***** MATERIAL TO PROCESS *****

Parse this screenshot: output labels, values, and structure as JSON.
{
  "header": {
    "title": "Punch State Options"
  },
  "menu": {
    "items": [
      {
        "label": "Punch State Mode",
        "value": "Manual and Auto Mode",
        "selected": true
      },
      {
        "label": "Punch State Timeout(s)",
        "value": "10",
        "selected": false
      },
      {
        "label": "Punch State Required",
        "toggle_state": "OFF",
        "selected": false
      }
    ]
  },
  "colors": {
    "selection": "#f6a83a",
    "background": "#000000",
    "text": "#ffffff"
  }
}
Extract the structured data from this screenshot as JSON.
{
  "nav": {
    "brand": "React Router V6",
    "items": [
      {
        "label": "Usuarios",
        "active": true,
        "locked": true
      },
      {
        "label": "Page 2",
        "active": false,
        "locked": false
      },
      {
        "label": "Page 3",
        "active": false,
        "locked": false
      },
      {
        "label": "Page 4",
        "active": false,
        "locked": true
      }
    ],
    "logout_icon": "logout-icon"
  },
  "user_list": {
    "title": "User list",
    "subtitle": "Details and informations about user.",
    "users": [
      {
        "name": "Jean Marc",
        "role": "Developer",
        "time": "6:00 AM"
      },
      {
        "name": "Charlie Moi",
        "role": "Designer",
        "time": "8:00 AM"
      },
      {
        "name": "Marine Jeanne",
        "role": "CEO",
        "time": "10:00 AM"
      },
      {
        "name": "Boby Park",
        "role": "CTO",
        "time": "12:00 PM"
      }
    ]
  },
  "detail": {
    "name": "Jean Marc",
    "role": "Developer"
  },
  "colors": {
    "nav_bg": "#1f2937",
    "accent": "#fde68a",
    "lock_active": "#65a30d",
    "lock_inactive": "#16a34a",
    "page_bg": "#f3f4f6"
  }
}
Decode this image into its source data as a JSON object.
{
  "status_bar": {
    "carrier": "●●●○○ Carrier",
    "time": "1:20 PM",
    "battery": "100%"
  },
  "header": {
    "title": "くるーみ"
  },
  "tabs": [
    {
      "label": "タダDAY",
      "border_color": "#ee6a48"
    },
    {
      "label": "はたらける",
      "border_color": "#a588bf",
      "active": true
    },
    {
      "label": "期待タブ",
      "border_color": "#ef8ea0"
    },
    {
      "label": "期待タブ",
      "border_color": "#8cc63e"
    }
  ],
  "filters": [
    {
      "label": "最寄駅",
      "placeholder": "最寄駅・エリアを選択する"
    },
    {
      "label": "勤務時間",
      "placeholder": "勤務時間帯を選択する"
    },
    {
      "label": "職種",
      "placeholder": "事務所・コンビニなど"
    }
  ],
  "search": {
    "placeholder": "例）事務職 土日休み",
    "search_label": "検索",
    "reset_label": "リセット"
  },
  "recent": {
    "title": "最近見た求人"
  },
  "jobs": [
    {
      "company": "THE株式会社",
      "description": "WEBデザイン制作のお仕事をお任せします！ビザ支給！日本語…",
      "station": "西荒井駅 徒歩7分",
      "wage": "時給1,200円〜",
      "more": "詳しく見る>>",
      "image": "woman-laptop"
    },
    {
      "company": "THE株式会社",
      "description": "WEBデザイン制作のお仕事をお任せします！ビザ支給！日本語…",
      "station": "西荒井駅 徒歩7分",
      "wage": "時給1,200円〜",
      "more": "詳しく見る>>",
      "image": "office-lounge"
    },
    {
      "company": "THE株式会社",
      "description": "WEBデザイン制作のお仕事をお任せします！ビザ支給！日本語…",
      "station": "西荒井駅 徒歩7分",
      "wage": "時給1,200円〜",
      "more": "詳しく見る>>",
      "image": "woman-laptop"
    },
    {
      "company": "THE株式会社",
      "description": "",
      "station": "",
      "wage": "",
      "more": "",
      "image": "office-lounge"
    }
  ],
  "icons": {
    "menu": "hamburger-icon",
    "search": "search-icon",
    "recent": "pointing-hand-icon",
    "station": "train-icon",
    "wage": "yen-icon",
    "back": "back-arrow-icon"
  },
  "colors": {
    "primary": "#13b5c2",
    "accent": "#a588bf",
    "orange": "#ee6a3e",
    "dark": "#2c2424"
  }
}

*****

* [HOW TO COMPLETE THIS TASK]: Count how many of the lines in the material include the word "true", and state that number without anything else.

* [SOLUTION FOR THIS TASK]: 5